We had our first frost of the season last weekend. Both Saturday night and Sunday night the temperature dropped below zero, only by a few degrees but enough to make the plot look quite pretty under its white frosting.
Everything seems to be okay, I haven’t anything on the plot now that isn’t frost hardy, at least to a point, so what’s there should take us through the winter in terms of vegetables.
The rest of the week has been pretty wet, with rain most days at some point, so this hasn’t been conducive to getting much done on the plot, but then that’s fairly normal for this time of the year. I’m hoping to keep on top of the plot as much as possible, this last year has been a great one for me on the allotment, and I really want to build on that for going forward, trying to be much more self-sufficient and live a simpler life.
Each week I’ll try and post quick links to things that I’ve seen, read or just sparked my interest in the previous week. Mostly gardening, cooking and environmental stuff but not always.
Cats Scared by Cucumbers [Huffington Post]
The Week in Wildlife – in pictures [The Guardian]
Gennaro Contaldo | Braised Rabbit & Pumpkin Stew [YouTube]
The Atlas Snow Arch Greenhouse Build Part 5 Installing doors and covering the end walls [YouTube]
How I Built Our DIY Hoop House (Greenhouse), pt. 2: Door & Plastic Cover [YouTube]
I’ve had one job on the allotment that’s been outstanding for a few weeks, and that’s to lift the dahlia tubers before the frost gets to them.
I sowed the dahlias from seed at the start of the season and they’ve been flowering well into October, but the forecast for the weekend is for frost and snow. Whilst the latter didn’t materialise, it was cold last night so I went off to th plot this morning specifically to get this task done.
The weather was pretty unpleasant, raining, windy and cold, but it only took a matter of minutes to lift the tubers, remove the remaining top growth and excess soil and they’re ready to store until next season. They’re too small to split at present but I have got 7 tubers from my packet of seed. A job well done.
I’ve just finished reading “Sacred Sierra: A Year on a Spanish Mountain” by Jason Webster. It’s a book that I thoroughly enjoyed and here are my thoughts.
Sacred Sierra: A Year on a Spanish Mountain by Jason Webster
My rating: 5 of 5 stars
This is Jason Webster’s story of his first year in the mountainside “mas” which he and his wife Salud move to, and begin to renovate both the cottage and the land.
As he works with the elements he narrates a wonderful story of the characters he meets and the friendships made, as well as his expansion of almond, olive and truffle farming.

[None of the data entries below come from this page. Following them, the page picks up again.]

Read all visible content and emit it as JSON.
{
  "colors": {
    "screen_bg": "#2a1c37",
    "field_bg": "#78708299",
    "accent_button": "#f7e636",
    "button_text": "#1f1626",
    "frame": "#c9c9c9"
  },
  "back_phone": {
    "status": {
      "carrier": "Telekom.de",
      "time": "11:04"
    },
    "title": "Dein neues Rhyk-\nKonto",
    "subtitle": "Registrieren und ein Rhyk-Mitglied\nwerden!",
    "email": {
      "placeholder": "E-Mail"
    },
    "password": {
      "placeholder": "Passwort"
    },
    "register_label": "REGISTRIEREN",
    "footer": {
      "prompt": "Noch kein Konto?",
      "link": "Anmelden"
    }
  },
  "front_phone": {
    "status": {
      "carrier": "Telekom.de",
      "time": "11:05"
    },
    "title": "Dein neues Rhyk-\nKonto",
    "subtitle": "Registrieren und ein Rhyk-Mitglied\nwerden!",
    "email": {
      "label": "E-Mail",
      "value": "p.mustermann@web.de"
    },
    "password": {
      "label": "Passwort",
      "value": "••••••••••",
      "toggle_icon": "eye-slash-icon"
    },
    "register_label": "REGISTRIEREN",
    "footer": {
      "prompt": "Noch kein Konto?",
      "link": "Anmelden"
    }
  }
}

Each chapter, told in monthly parts, is started with a traditional folk tale from the area, which adds something extra to what is already a great and well written story.
This book was one that was recommended to me by Amazon on the basis of previous purchases and for once was spot on as something I really enjoyed and was sorry to finish. I’ll be checking out his other books, as he is also a crime fiction writer, although I’d certainly read more tales from his mountainside too, where he ever to write more.
There’s also a video on YouTube, where the author explains a little more about the book.
I was trying to beat the rain this morning to upgrade the cloche, somewhat unsuccessfully as you’ll see below.
It’s the time of year when the bird feeders come down and are cleaned. They need a regular cleaning to prevent the buildup of bacteria, mould etc.
Very simple to do with hot, soapy water, and an old cloth.
Then rinse and leave to dry.